■ WORK INSTRUCTION ■
With no images included, output each entry below exactly as it appears.

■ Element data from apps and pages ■
+ + + + +

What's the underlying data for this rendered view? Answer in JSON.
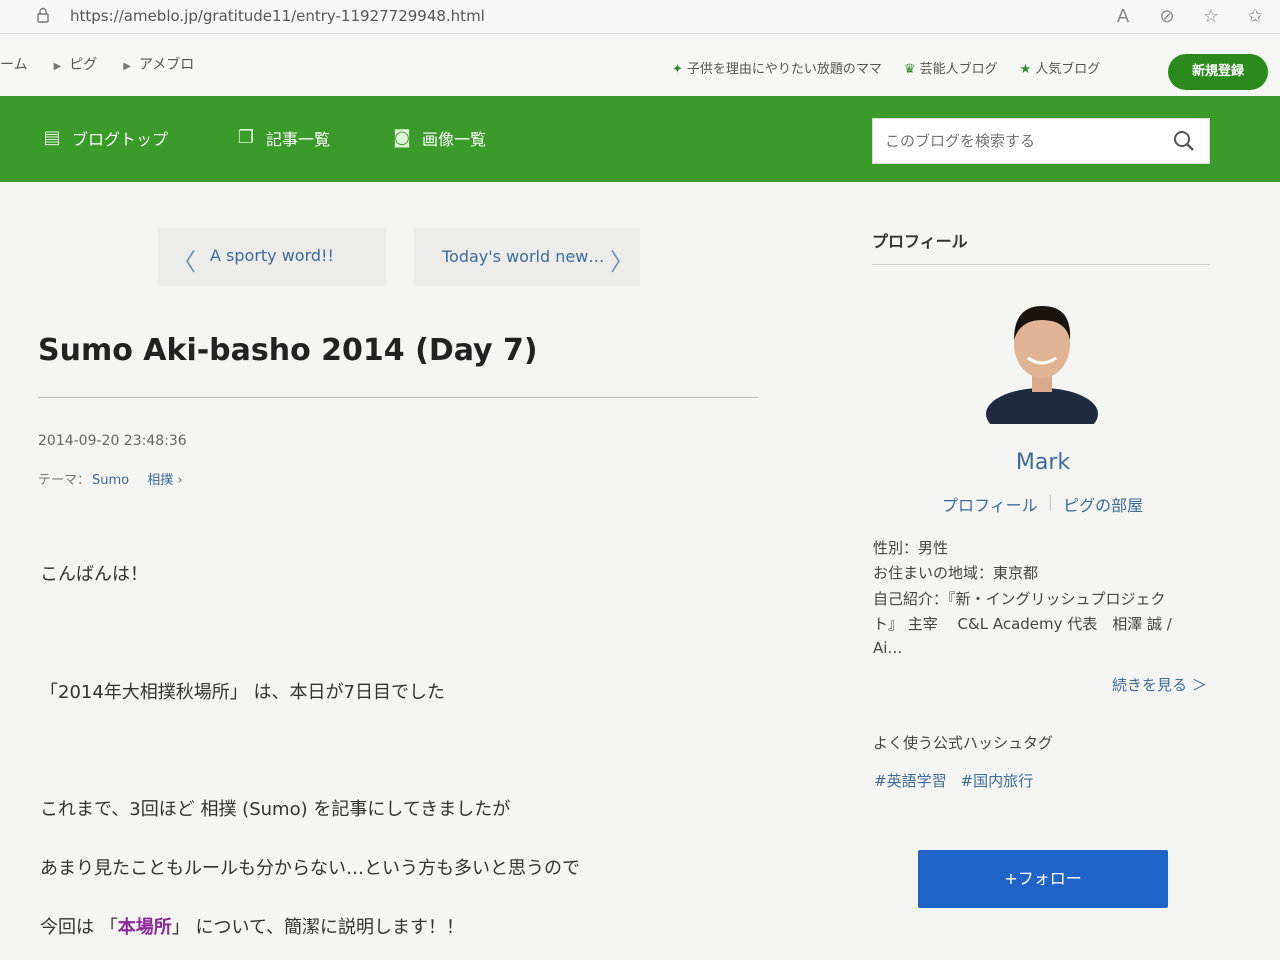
{
  "browser": {
    "url": "https://ameblo.jp/gratitude11/entry-11927729948.html",
    "icons": [
      "read-aloud-icon",
      "extension-icon",
      "favorite-add-icon",
      "favorites-icon"
    ]
  },
  "header": {
    "crumbs": [
      "ーム",
      "ピグ",
      "アメブロ"
    ],
    "links": [
      "子供を理由にやりたい放題のママ",
      "芸能人ブログ",
      "人気ブログ"
    ],
    "signup_label": "新規登録"
  },
  "nav": {
    "items": [
      {
        "label": "ブログトップ",
        "icon": "list-icon"
      },
      {
        "label": "記事一覧",
        "icon": "copy-icon"
      },
      {
        "label": "画像一覧",
        "icon": "camera-icon"
      }
    ],
    "search_placeholder": "このブログを検索する"
  },
  "article": {
    "prev_title": "A sporty word!!",
    "next_title": "Today's world new…",
    "title": "Sumo Aki-basho 2014 (Day 7)",
    "date": "2014-09-20 23:48:36",
    "theme_label": "テーマ：",
    "theme_values": [
      "Sumo",
      "相撲"
    ],
    "lines": [
      "こんばんは！",
      "「2014年大相撲秋場所」 は、本日が7日目でした",
      "これまで、3回ほど 相撲 (Sumo) を記事にしてきましたが",
      "あまり見たこともルールも分からない…という方も多いと思うので",
      "今回は 「",
      "本場所",
      "」 について、簡潔に説明します！！"
    ]
  },
  "sidebar": {
    "title": "プロフィール",
    "name": "Mark",
    "links": [
      "プロフィール",
      "ピグの部屋"
    ],
    "gender": "性別：男性",
    "location": "お住まいの地域：東京都",
    "intro_line1": "自己紹介：『新・イングリッシュプロジェク",
    "intro_line2": "ト』 主宰　 C&L Academy 代表　相澤 誠 /",
    "intro_line3": "Ai…",
    "more": "続きを見る ＞",
    "hashtag_title": "よく使う公式ハッシュタグ",
    "hashtags": [
      "#英語学習",
      "#国内旅行"
    ],
    "follow_label": "+フォロー"
  }
}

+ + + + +

■ RESULT OF THE TASK ■
What's the underlying data for this rendered view? Answer in JSON.
{
  "browser": {
    "url": "https://ameblo.jp/gratitude11/entry-11927729948.html",
    "icons": [
      "read-aloud-icon",
      "extension-icon",
      "favorite-add-icon",
      "favorites-icon"
    ]
  },
  "header": {
    "crumbs": [
      "ーム",
      "ピグ",
      "アメブロ"
    ],
    "links": [
      "子供を理由にやりたい放題のママ",
      "芸能人ブログ",
      "人気ブログ"
    ],
    "signup_label": "新規登録"
  },
  "nav": {
    "items": [
      {
        "label": "ブログトップ",
        "icon": "list-icon"
      },
      {
        "label": "記事一覧",
        "icon": "copy-icon"
      },
      {
        "label": "画像一覧",
        "icon": "camera-icon"
      }
    ],
    "search_placeholder": "このブログを検索する"
  },
  "article": {
    "prev_title": "A sporty word!!",
    "next_title": "Today's world new…",
    "title": "Sumo Aki-basho 2014 (Day 7)",
    "date": "2014-09-20 23:48:36",
    "theme_label": "テーマ：",
    "theme_values": [
      "Sumo",
      "相撲"
    ],
    "lines": [
      "こんばんは！",
      "「2014年大相撲秋場所」 は、本日が7日目でした",
      "これまで、3回ほど 相撲 (Sumo) を記事にしてきましたが",
      "あまり見たこともルールも分からない…という方も多いと思うので",
      "今回は 「",
      "本場所",
      "」 について、簡潔に説明します！！"
    ]
  },
  "sidebar": {
    "title": "プロフィール",
    "name": "Mark",
    "links": [
      "プロフィール",
      "ピグの部屋"
    ],
    "gender": "性別：男性",
    "location": "お住まいの地域：東京都",
    "intro_line1": "自己紹介：『新・イングリッシュプロジェク",
    "intro_line2": "ト』 主宰　 C&L Academy 代表　相澤 誠 /",
    "intro_line3": "Ai…",
    "more": "続きを見る ＞",
    "hashtag_title": "よく使う公式ハッシュタグ",
    "hashtags": [
      "#英語学習",
      "#国内旅行"
    ],
    "follow_label": "+フォロー"
  }
}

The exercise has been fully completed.